Lori Loughlin accuses FBI of 'extraordinary misconduct', wants college bribery scam case thrown out
The couple was accused of paying $500,000 disguised as a donation to a phony Key Worldwide Foundation to get their daughters admitted in University of Southern California
On March 25, disgraced actress Lori Loughlin and her fashion designer husband Mossimo Giannulli told a judge that he should dismiss charges against them in the college admission bribery case, accusing prosecutors of "extraordinary" misconduct. They said, "Extraordinary misconduct warrants extraordinary relief."
According to the defense attorneys representing the couple, the case cannot stand because investigators bullied their informant into lying and then concealed evidence that would bolster the parents' claims of innocence.
Six other wealthy parents accused of participating in the scheme will also stand trial alongside Loughlin and her husband. Another six parents are scheduled to face trial in January.
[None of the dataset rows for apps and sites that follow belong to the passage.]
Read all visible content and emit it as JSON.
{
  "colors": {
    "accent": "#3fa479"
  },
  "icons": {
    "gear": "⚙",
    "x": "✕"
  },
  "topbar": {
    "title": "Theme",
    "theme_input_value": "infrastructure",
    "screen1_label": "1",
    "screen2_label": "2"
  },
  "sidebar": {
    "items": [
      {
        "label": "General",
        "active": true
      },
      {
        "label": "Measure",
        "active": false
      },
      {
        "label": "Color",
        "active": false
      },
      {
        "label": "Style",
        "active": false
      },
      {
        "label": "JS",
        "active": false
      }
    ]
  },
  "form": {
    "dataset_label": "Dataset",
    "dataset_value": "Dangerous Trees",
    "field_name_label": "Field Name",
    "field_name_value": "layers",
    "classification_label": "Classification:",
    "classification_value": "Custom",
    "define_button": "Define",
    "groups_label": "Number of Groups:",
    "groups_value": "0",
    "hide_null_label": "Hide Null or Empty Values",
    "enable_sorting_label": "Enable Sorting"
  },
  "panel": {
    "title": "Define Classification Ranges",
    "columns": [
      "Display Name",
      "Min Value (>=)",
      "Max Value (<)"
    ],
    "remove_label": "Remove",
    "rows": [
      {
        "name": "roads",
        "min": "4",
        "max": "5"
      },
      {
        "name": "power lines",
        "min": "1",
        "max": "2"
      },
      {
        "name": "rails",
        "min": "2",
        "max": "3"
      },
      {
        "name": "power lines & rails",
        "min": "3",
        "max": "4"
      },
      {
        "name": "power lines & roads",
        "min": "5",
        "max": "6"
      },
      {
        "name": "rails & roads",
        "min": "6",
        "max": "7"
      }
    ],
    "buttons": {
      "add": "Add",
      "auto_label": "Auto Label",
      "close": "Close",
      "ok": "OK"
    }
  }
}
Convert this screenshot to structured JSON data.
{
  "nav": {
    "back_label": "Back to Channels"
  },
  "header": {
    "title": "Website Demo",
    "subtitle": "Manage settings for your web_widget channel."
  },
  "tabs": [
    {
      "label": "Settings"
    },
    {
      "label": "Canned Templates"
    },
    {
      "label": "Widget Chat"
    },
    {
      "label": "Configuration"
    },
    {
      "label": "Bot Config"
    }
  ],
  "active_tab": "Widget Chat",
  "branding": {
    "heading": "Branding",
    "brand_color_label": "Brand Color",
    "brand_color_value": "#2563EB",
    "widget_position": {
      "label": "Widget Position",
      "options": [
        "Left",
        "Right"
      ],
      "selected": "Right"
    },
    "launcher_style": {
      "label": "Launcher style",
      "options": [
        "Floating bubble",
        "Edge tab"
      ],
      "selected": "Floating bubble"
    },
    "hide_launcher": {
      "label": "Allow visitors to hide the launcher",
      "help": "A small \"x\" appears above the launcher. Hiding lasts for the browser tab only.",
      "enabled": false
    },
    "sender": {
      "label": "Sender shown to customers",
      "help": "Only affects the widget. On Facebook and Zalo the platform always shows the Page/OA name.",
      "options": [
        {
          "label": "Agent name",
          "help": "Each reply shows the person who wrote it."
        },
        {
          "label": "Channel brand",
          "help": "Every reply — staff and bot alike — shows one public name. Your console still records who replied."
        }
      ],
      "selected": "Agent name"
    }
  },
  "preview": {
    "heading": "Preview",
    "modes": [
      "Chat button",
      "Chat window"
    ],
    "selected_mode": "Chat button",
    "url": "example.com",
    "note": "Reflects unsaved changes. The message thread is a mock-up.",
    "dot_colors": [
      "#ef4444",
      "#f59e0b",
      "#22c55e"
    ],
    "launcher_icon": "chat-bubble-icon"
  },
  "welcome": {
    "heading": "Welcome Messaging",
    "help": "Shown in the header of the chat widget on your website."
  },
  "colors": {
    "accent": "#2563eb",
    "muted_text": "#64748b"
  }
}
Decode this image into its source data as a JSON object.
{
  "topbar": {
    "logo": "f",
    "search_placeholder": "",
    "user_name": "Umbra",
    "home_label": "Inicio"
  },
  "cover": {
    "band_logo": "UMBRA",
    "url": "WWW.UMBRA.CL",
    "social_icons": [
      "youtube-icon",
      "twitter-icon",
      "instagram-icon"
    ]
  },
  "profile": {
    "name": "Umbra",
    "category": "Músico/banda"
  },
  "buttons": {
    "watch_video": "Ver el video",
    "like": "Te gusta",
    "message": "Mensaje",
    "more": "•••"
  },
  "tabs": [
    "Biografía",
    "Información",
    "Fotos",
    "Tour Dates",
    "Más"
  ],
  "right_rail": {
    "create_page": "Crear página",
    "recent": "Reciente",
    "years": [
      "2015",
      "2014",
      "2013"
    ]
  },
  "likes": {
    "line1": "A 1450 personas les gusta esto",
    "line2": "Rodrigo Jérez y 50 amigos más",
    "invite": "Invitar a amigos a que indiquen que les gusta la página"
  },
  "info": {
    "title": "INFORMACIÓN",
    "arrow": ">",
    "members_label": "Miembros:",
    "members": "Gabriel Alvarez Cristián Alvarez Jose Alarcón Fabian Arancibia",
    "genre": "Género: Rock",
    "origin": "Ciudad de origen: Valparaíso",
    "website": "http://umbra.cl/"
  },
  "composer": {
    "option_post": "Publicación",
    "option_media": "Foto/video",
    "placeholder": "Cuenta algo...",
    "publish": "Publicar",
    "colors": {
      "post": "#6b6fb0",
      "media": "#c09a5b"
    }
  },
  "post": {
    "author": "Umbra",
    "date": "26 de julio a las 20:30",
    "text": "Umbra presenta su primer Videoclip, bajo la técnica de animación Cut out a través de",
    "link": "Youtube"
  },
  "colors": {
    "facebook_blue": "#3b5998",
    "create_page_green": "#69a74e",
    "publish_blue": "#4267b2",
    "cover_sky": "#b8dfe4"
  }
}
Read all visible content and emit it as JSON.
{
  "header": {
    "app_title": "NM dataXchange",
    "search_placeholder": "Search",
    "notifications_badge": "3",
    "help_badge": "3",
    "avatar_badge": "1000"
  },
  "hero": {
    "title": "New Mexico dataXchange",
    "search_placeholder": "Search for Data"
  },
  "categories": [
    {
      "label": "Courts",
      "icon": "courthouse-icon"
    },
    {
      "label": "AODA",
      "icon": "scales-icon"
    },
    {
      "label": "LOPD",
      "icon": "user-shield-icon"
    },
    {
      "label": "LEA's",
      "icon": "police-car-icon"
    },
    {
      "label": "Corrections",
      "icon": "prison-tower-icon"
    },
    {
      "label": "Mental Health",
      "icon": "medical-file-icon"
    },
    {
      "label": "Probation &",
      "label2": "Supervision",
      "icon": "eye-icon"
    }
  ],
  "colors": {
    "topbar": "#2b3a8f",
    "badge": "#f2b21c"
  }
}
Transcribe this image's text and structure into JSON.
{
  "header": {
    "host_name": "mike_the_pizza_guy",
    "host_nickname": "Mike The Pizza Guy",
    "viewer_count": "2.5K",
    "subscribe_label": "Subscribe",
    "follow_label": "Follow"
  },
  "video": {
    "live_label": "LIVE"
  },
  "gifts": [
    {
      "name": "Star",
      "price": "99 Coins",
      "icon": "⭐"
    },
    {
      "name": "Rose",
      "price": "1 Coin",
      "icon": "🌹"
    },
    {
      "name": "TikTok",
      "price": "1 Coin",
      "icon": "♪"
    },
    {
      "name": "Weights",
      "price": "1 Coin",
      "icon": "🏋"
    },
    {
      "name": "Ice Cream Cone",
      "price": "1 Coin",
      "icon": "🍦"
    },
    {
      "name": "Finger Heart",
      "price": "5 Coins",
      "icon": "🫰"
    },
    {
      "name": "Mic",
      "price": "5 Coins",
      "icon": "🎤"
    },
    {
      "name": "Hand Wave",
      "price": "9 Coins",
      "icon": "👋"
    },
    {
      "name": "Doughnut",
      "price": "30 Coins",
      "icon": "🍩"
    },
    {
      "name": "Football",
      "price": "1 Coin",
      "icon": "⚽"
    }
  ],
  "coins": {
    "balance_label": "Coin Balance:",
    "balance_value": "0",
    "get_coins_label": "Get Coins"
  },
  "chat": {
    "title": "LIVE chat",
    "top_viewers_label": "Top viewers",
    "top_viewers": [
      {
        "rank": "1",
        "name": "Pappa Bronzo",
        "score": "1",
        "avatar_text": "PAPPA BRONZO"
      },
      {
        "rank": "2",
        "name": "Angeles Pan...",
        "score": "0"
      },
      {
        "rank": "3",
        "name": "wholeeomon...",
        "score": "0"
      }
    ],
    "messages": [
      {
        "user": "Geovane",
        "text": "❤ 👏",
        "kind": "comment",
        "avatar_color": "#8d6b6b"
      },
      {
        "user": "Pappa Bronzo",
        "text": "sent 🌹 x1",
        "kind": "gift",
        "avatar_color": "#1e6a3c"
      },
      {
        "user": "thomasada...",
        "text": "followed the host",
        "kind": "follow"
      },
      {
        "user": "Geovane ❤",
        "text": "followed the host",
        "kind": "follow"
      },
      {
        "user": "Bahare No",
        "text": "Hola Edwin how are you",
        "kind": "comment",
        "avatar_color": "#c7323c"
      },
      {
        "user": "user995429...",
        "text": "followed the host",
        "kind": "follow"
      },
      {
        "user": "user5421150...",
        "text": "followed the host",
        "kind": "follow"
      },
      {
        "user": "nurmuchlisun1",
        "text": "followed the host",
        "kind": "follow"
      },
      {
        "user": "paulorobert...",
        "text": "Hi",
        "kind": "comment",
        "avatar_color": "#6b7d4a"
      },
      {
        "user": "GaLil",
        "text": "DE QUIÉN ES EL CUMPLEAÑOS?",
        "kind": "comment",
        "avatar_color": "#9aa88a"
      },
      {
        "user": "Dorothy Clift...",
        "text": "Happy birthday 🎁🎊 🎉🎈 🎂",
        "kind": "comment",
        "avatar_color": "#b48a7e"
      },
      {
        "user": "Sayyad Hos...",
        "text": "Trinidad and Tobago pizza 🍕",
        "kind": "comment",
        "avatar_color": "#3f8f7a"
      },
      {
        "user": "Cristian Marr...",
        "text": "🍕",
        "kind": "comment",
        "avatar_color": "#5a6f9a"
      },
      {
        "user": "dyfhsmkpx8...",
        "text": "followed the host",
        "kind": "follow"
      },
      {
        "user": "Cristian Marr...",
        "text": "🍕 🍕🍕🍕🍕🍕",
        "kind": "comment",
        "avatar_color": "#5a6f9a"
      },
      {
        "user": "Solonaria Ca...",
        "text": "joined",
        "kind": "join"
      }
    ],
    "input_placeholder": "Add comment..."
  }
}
"The extraordinary government misconduct presented in this case threatens grave harm to defendants and the integrity of this proceeding. That misconduct cannot be ignored," the 'Full House' actress' Latham & Watkins attorneys said.
The couple is set to go on trial in early October and could end up possibly spending up to 50 years in jail.
The couple was accused of paying $500,000 disguised as a donation to the Key Worldwide Foundation to get their daughters admitted in University of Southern California. Neither of Loughlin's daughter ever rowed before but pretended to be crew members. The scandal began to fall apart in October 2018 when Key Worldwide Foundation was audited and investigations were made into the donations made by parents whose children were admitted to USC.
Ever since they were first charged in the college admissions cheating scandal on March 12, 2019, they have maintained that they are not guilty. They said that they had no idea that the $500,000 they gave to ex-call center manager William Singer and his phony Key Worldwide Foundation were not for "legitimate donations" for university programs.
The defense said that prosecutors withheld evidence that would support the parents and argued that the couple believed the payments were legitimate donations. Notes from the phone of admissions consultant, Rick Singer, was the evidence and wasn't given to the defense until February.
Rick says that FBI agents yelled at him and told him to lie and get the parents to say things in recorded phone calls that could incriminate them. He was also allegedly asked by the FBI agents to say that he had told the parents that the payments were bribes, Rick said.
"Loud and abrasive call with agents. They continue to ask me to tell a fib and not restate what I told my clients as to where the money was going — to the program and not the coach and that it was a donation and they want it to be a payment," Singer wrote, according to court documents.
"For government agents to coerce an informant into lying on recorded calls to generate false inculpatory evidence against investigative targets — and to then knowingly prosecute those targets using that false evidence — is governmental malfeasance of the worst kind," the lawyers wrote.
The defense said that if the judge doesn't dismiss the case, he could at least prevent prosecutors from using the "tainted recordings" at the trial and order a hearing to "uncover the full truth about the recordings and the government's efforts to fabricate and conceal evidence".
US District Judge Nathaniel Gorton has the US Attorney's office until March 27 to present their side of the evidence of seemingly "prosecutorial misconduct".